--- Instructions to follow ---
Examine the material below. Gather every line in which the string "Dateien" appears.

*** Data for processing ***

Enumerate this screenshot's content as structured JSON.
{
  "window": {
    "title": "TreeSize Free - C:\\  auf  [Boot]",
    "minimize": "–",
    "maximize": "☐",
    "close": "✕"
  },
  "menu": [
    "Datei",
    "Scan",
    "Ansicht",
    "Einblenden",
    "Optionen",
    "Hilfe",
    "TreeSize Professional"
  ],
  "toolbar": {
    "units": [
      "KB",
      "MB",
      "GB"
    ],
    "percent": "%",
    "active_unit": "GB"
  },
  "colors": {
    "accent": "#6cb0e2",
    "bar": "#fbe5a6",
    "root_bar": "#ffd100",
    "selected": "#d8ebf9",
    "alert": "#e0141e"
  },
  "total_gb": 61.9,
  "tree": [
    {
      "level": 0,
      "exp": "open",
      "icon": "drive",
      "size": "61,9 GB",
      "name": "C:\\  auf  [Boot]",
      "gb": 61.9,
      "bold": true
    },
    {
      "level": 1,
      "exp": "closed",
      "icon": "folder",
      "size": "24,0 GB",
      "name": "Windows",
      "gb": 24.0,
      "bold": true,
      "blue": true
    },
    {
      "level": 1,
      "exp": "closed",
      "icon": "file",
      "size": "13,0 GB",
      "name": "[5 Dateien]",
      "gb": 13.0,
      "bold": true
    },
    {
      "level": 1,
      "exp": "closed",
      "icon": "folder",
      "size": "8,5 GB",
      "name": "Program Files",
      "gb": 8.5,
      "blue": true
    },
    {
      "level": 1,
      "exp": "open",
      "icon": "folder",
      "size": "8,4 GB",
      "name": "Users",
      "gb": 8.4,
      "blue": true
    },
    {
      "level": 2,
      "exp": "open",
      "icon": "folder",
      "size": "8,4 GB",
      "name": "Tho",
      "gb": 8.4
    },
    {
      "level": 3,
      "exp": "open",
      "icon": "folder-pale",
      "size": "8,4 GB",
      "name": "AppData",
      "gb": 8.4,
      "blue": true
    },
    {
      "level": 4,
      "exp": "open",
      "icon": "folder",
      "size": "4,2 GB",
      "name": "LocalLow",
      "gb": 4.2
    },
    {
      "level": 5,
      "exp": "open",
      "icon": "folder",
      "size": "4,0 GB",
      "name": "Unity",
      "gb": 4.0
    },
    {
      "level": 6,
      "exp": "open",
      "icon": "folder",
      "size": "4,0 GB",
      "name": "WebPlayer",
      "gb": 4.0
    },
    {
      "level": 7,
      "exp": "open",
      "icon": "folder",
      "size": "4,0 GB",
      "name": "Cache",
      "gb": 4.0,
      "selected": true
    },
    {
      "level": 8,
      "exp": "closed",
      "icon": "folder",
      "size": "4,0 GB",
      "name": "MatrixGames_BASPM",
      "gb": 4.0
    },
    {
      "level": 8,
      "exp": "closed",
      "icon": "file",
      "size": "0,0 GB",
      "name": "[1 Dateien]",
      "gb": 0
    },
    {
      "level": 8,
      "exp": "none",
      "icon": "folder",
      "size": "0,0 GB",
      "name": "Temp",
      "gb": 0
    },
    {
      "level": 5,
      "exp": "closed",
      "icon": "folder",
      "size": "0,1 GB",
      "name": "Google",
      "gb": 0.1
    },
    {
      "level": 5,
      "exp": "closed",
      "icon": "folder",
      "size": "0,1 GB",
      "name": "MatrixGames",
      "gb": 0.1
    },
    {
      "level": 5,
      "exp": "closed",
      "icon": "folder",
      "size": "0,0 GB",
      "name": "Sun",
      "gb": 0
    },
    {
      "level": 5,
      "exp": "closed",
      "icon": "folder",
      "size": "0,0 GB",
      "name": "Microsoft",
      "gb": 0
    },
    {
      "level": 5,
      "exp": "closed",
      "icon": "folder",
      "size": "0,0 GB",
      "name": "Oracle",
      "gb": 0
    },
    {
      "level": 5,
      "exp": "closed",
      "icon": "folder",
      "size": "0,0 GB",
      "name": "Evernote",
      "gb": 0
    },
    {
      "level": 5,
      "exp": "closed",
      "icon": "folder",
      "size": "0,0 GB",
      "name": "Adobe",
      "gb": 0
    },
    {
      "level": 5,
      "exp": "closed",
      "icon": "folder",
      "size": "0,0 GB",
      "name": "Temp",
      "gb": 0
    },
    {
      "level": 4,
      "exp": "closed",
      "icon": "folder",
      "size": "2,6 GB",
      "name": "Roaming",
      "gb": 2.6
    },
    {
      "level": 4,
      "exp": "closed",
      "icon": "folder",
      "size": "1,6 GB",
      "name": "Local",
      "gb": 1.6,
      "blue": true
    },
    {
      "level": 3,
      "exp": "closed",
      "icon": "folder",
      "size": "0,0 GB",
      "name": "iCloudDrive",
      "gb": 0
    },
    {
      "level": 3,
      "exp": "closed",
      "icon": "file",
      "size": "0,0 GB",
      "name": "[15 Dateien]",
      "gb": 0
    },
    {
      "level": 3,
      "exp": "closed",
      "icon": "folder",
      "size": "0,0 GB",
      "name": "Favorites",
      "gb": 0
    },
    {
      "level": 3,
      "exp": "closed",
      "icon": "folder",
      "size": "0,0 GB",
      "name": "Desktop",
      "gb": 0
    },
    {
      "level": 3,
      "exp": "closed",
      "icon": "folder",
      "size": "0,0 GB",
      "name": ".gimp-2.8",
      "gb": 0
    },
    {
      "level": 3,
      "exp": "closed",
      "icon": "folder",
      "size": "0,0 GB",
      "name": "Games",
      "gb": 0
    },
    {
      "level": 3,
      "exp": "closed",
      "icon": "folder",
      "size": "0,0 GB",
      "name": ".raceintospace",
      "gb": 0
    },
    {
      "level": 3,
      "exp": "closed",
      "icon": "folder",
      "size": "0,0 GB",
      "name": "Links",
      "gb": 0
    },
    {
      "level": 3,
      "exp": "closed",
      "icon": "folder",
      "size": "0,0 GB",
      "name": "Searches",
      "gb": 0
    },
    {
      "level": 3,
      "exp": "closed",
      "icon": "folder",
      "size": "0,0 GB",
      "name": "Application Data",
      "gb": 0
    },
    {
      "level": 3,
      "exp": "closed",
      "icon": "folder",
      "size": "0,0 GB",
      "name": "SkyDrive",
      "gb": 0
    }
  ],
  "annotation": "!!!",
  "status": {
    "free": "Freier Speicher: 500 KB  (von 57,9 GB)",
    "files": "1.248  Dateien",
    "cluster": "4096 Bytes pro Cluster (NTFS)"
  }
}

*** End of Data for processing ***

--- Your response ---
      "name": "[5 Dateien]",
      "name": "[1 Dateien]",
      "name": "[15 Dateien]",
    "files": "1.248  Dateien",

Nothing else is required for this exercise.